In “The Match: How Two Outsiders — One Black, the Other Jewish — Forged a Friendship and Made Sports History” (Amistad), author Bruce Schoenfeld examines the bonds between Gibson, one of tennis’s best-known but least-recognized champions, and Buxton, a relative unknown with a short-lived career. One tie was that, in the lily-white, country club-dominated world of tennis in the 1950s, both women encountered prejudice routinely. Gibson faced discrimination because of her skin color. According to Schoenfeld, the United States Lawn Tennis Association, which was the sport’s governing body, did “what it took to ensure that no Negro set foot” at its tournaments.
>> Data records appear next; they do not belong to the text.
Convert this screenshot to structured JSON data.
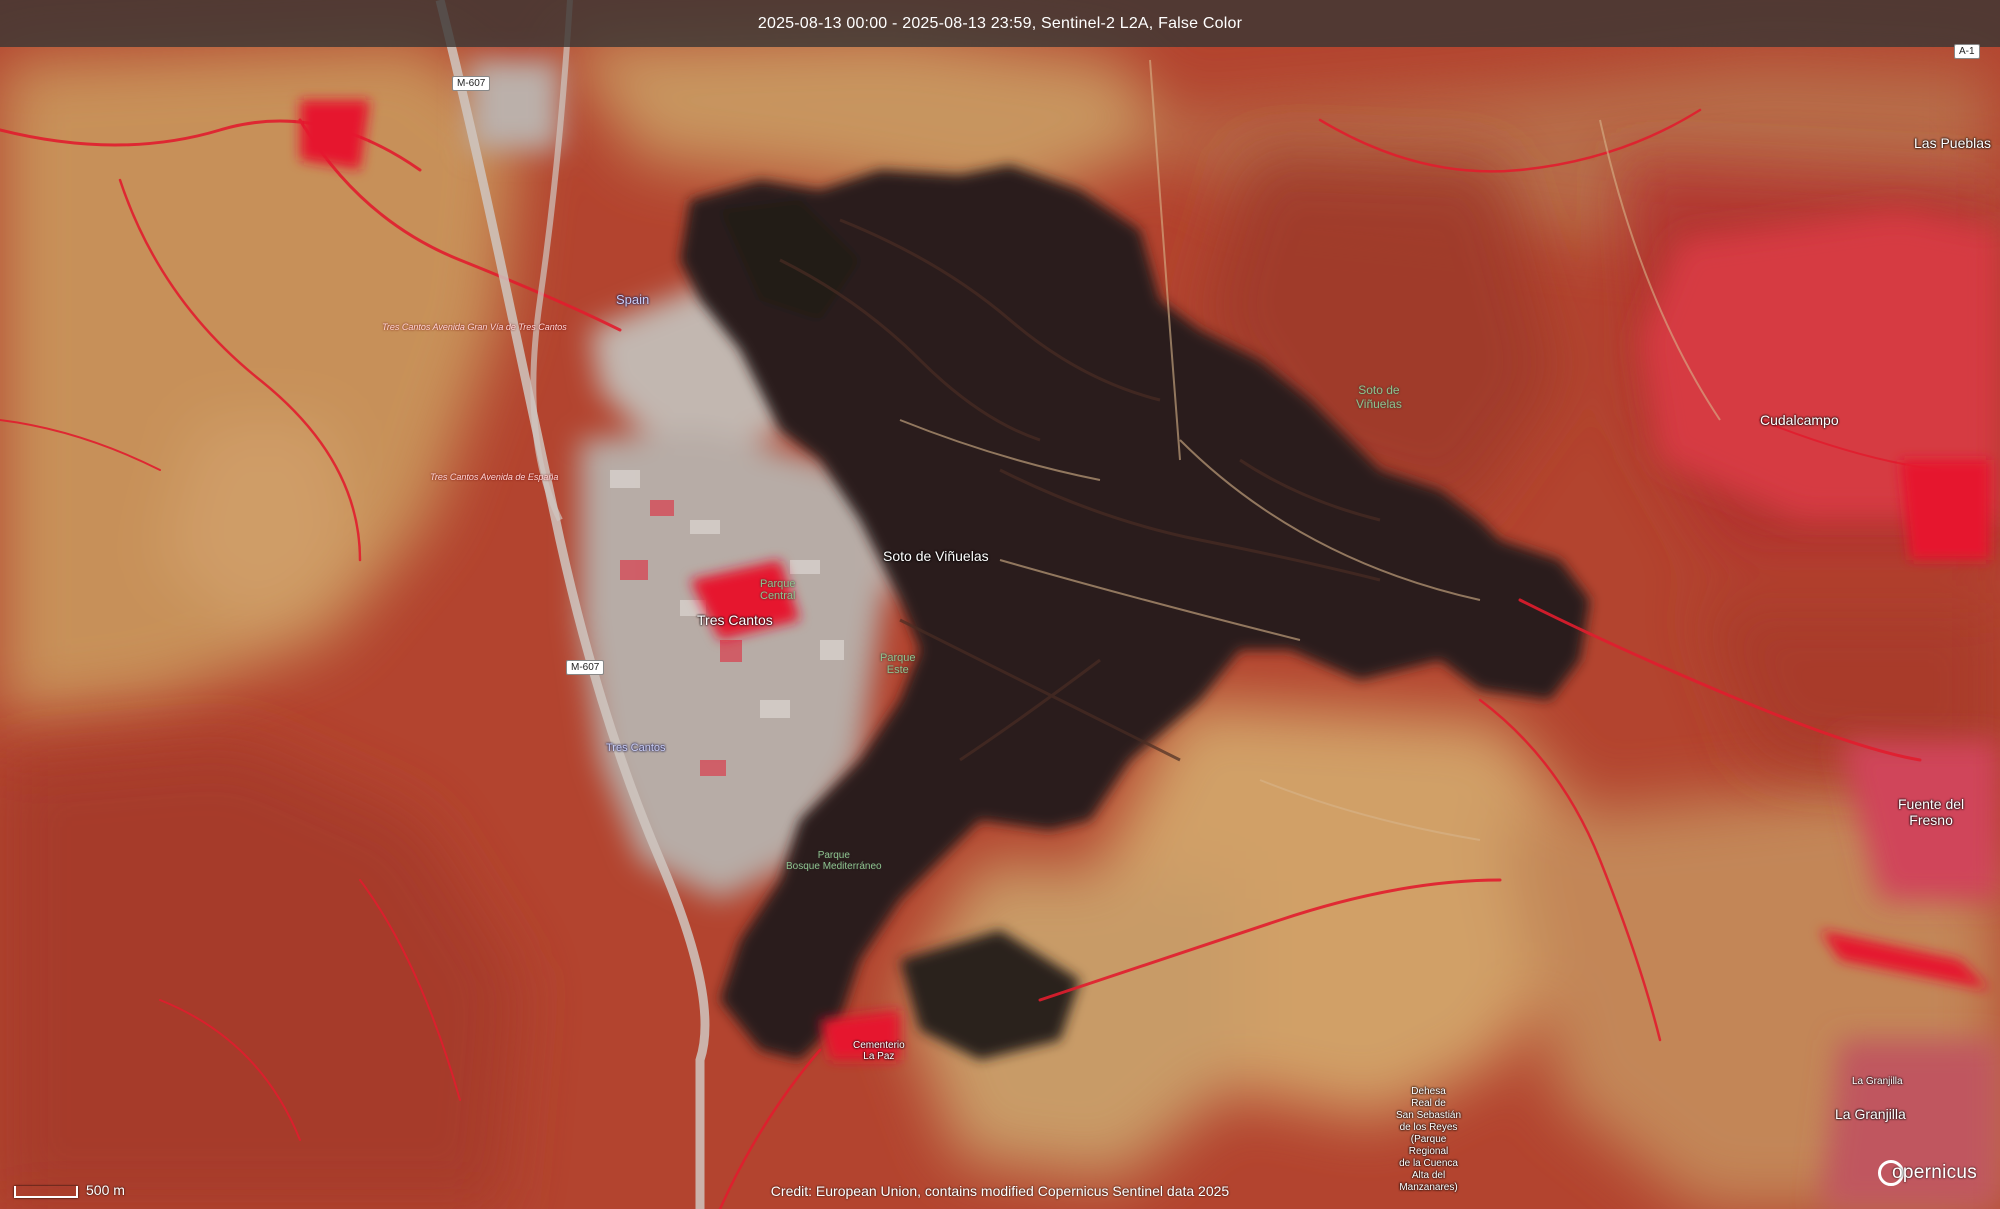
{
  "header": {
    "title": "2025-08-13 00:00 - 2025-08-13 23:59, Sentinel-2 L2A, False Color"
  },
  "scale": {
    "label": "500 m"
  },
  "credit": "Credit: European Union, contains modified Copernicus Sentinel data 2025",
  "logo": {
    "text": "opernicus"
  },
  "colors": {
    "vegetation_red": "#b3402c",
    "bright_vegetation": "#e0152e",
    "bare_soil": "#c9955b",
    "burned_area": "#2a1e19",
    "urban": "#b9b2ad",
    "header_bg": "#3c3734"
  },
  "labels": {
    "spain": "Spain",
    "tres_cantos": "Tres Cantos",
    "tres_cantos_station": "Tres Cantos",
    "soto_de_vinuelas": "Soto de Viñuelas",
    "soto_de_vinuelas_green": "Soto de\nViñuelas",
    "cudalcampo": "Cudalcampo",
    "las_pueblas": "Las Pueblas",
    "fuente_del_fresno": "Fuente del\nFresno",
    "la_granjilla": "La Granjilla",
    "la_granjilla_small": "La Granjilla",
    "parque_central": "Parque\nCentral",
    "parque_este": "Parque\nEste",
    "parque_bosque": "Parque\nBosque Mediterráneo",
    "cementerio": "Cementerio\nLa Paz",
    "dehesa": "Dehesa\nReal de\nSan Sebastián\nde los Reyes\n(Parque\nRegional\nde la Cuenca\nAlta del\nManzanares)",
    "avenida_1": "Tres Cantos Avenida Gran Vía de Tres Cantos",
    "avenida_2": "Tres Cantos Avenida de España",
    "m607_top": "M-607",
    "m607_mid": "M-607",
    "a1": "A-1"
  }
}
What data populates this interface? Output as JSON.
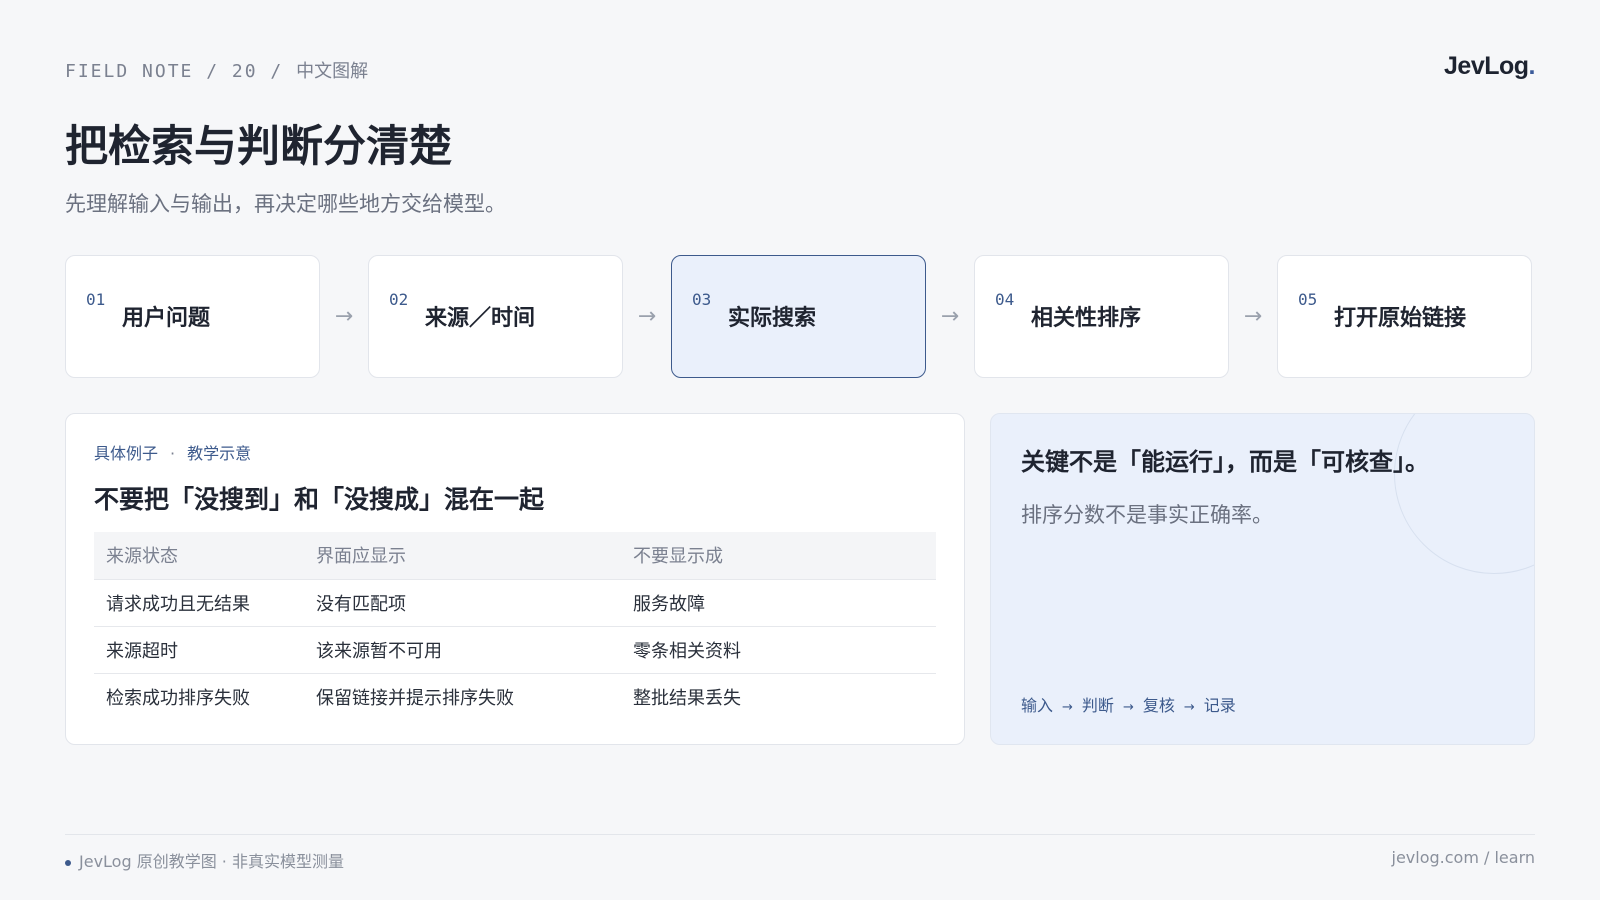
{
  "header": {
    "eyebrow_prefix": "FIELD NOTE / 20 / ",
    "eyebrow_zh": "中文图解",
    "logo_text": "JevLog",
    "logo_dot": "."
  },
  "title": "把检索与判断分清楚",
  "subtitle": "先理解输入与输出，再决定哪些地方交给模型。",
  "steps": [
    {
      "num": "01",
      "label": "用户问题"
    },
    {
      "num": "02",
      "label": "来源／时间"
    },
    {
      "num": "03",
      "label": "实际搜索"
    },
    {
      "num": "04",
      "label": "相关性排序"
    },
    {
      "num": "05",
      "label": "打开原始链接"
    }
  ],
  "arrow_glyph": "→",
  "example": {
    "tag1": "具体例子",
    "tag_sep": "·",
    "tag2": "教学示意",
    "title": "不要把「没搜到」和「没搜成」混在一起",
    "headers": [
      "来源状态",
      "界面应显示",
      "不要显示成"
    ],
    "rows": [
      [
        "请求成功且无结果",
        "没有匹配项",
        "服务故障"
      ],
      [
        "来源超时",
        "该来源暂不可用",
        "零条相关资料"
      ],
      [
        "检索成功排序失败",
        "保留链接并提示排序失败",
        "整批结果丢失"
      ]
    ]
  },
  "insight": {
    "title": "关键不是「能运行」，而是「可核查」。",
    "body": "排序分数不是事实正确率。",
    "flow": [
      "输入",
      "判断",
      "复核",
      "记录"
    ],
    "flow_arrow": "→"
  },
  "footer": {
    "left": "JevLog 原创教学图 · 非真实模型测量",
    "right": "jevlog.com / learn"
  },
  "colors": {
    "accent": "#3d5a8c",
    "active_step_bg": "#eaf0fb",
    "background": "#f6f7f9"
  }
}
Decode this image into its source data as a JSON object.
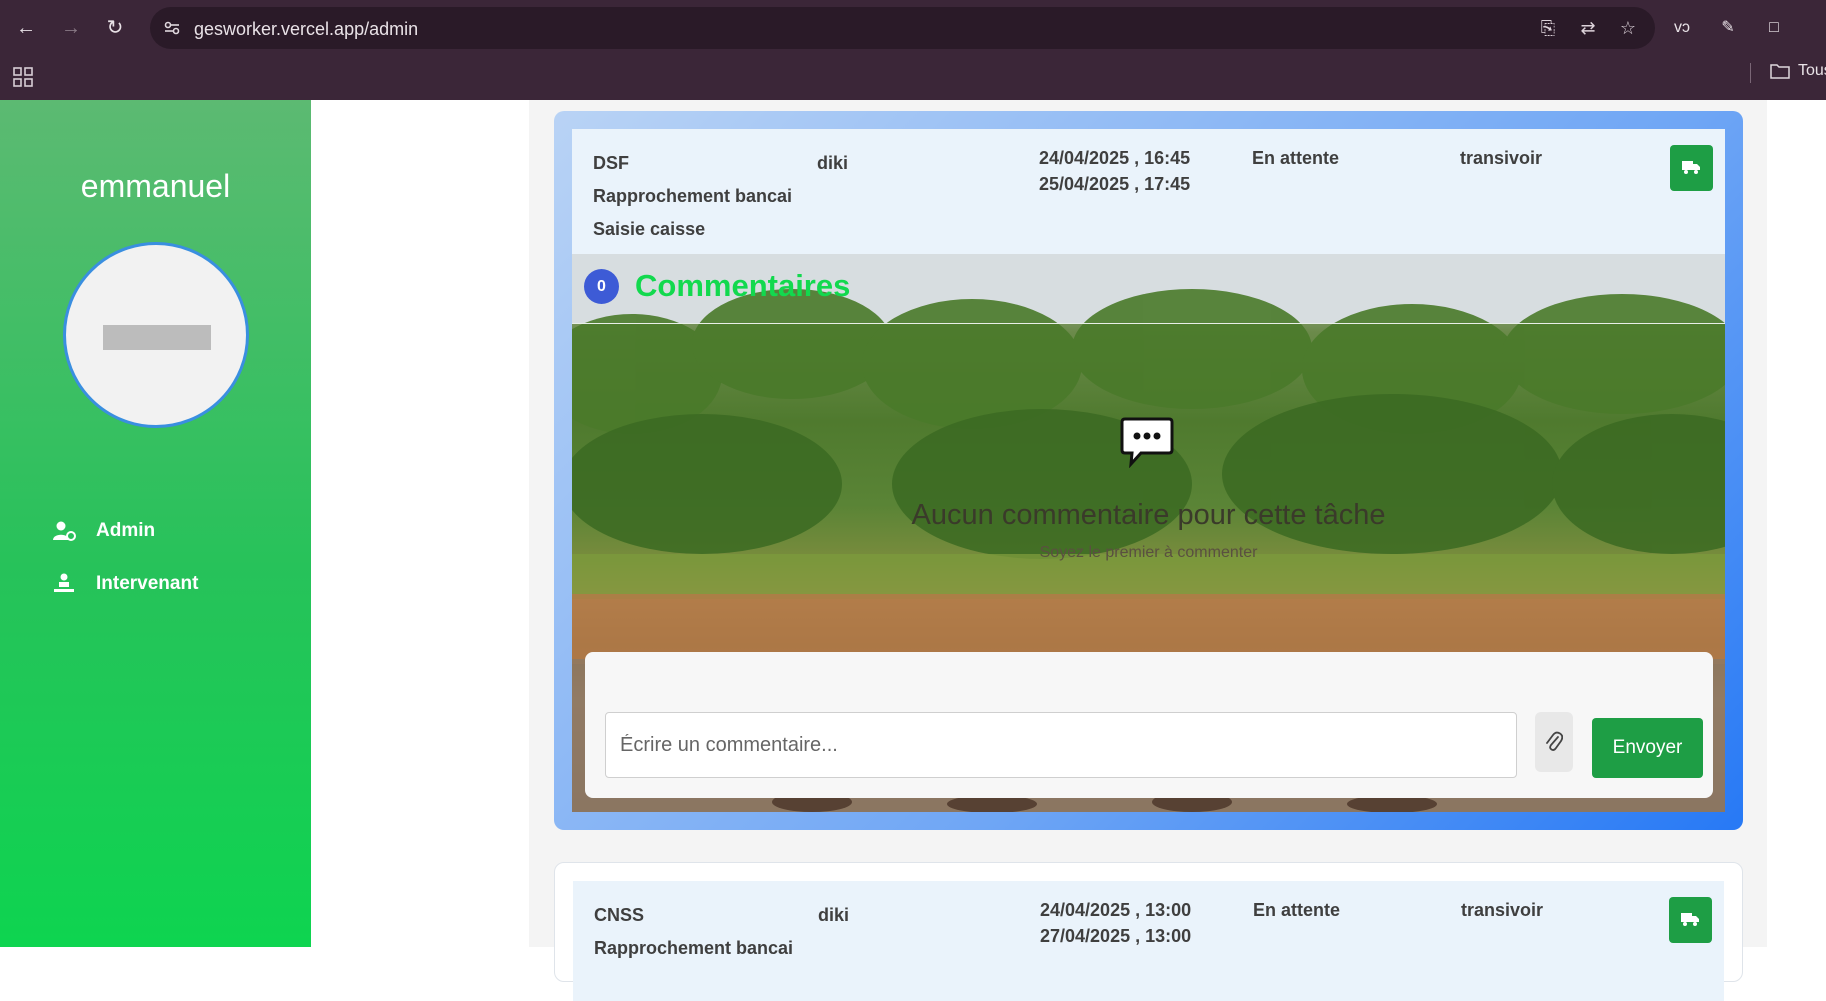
{
  "browser": {
    "url": "gesworker.vercel.app/admin",
    "bookmark_folder": "Tous"
  },
  "sidebar": {
    "user_name": "emmanuel",
    "items": [
      {
        "label": "Admin",
        "icon": "user-settings-icon"
      },
      {
        "label": "Intervenant",
        "icon": "worker-icon"
      }
    ]
  },
  "tasks": [
    {
      "lines": [
        "DSF",
        "Rapprochement bancaire",
        "Saisie caisse"
      ],
      "assignee": "diki",
      "start": "24/04/2025 , 16:45",
      "end": "25/04/2025 , 17:45",
      "status": "En attente",
      "owner": "transivoir"
    },
    {
      "lines": [
        "CNSS",
        "Rapprochement bancaire"
      ],
      "assignee": "diki",
      "start": "24/04/2025 , 13:00",
      "end": "27/04/2025 , 13:00",
      "status": "En attente",
      "owner": "transivoir"
    }
  ],
  "comments": {
    "count": "0",
    "title": "Commentaires",
    "empty_text": "Aucun commentaire pour cette tâche",
    "empty_sub": "Soyez le premier à commenter",
    "input_placeholder": "Écrire un commentaire...",
    "send_label": "Envoyer"
  },
  "colors": {
    "accent_green": "#1e9e45",
    "title_green": "#12d94e",
    "badge_blue": "#3d5bd6"
  }
}
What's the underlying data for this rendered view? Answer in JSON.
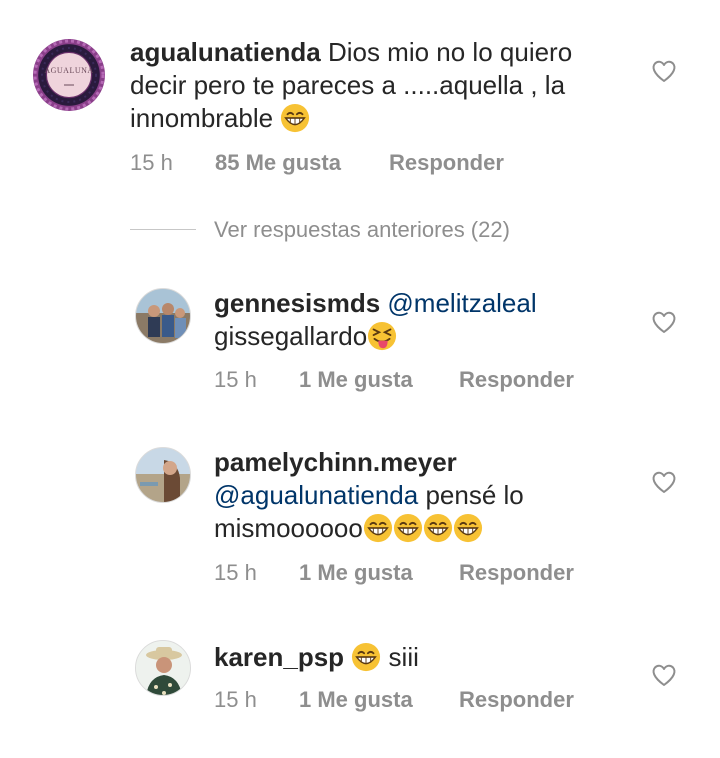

But next week, on September 7, the 46th anniversary of Gibson’s second win at the U.S. Championships, the United States Tennis Association (“Lawn” was dropped from the title in 1975) will attempt to right the wrong when it pays tribute to her life and legacy on Center Court at the U.S. Open in New York.
Far from the mainstream, Gibson honed her game on the all-black American Tennis Association circuit. In 1950, three years after Jackie Robinson broke baseball’s color line with the Brooklyn Dodgers, she got her chance after former champ Alice Marble shamed the USLTA into allowing Gibson to compete. By the end of the decade, Gibson had swept tennis’s most prestigious titles — the United States and Wimbledon singles championships — in both 1957 and 1958.
Buxton faced discrimination when, as a promising teen, she applied to join the Cumberland Club, the top tennis facility in North London. According to Schoenfeld, coach Bill Blake rejected Buxton, saying: “You’re perfectly good, but you’re Jewish. We don’t take Jews here.”
In 1953, when she traveled to California to train, Buxton again met bigotry, this time when she asked for temporary membership at the ultra-exclusive Los Angeles Tennis Club. Because of her Jewishness, Schoenfeld writes, “she was informed ever so tactfully that she would not be allowed to play matches at the club.”
After winning the singles tourney at Israel’s Maccabiah Games, Buxton continued to improve, in part because she finally located a permanent practice court: at the private indoor court of Simon Marks, the Jewish department store magnate of Marks & Spencer fame. His hospitality was a rare instance when Buxton’s Judaism worked to her advantage.
In 1956, Buxton and Gibson teamed up in doubles. Buxton’s timing was fortuitous: The athletic Gibson was emerging as the top player in the world. They won the French Championships — Gibson also took the singles crown — then reached the finals on the grass courts of Wimbledon. There, they defeated Australians Fay Muller and Daphne Seeney in straight sets; afterward, writes Schoenfeld, “the Wimbledon Ladies’ Doubles Champions, a black from Harlem and a Jew from North London, embraced.”
Buxton played little after 1956, as a wrist injury shortened her career. She married attorney Donald Silk, later the president of Great Britain’s Zionist Federation, and had three children. She also designed clothes and enjoyed a journalism career. After her marriage ended, she and longtime coach-companion Jimmy Jones started a tennis academy. Currently she splits time between England and Florida.
Eventually Gibson would abandon tennis because, as an amateur, she couldn’t make a living. She turned to professional golf and became the first African-American on the Ladies Professional Golf Association tour. But Gibson never earned much money playing golf; by the mid-1990s, she was all but forgotten and living in poverty in New Jersey.
Schoenfeld notes that it was Buxton who came to the rescue. She mobilized the sports community to raise money and help Gibson live comfortably in her final years — the final, generous act in a friendship based on transcending race and religion.
David Davis is the curator of “Play by Play: A Century of L.A. Sports Photography, 1889-1989,” to open at the Los Angeles Public Library on October 16.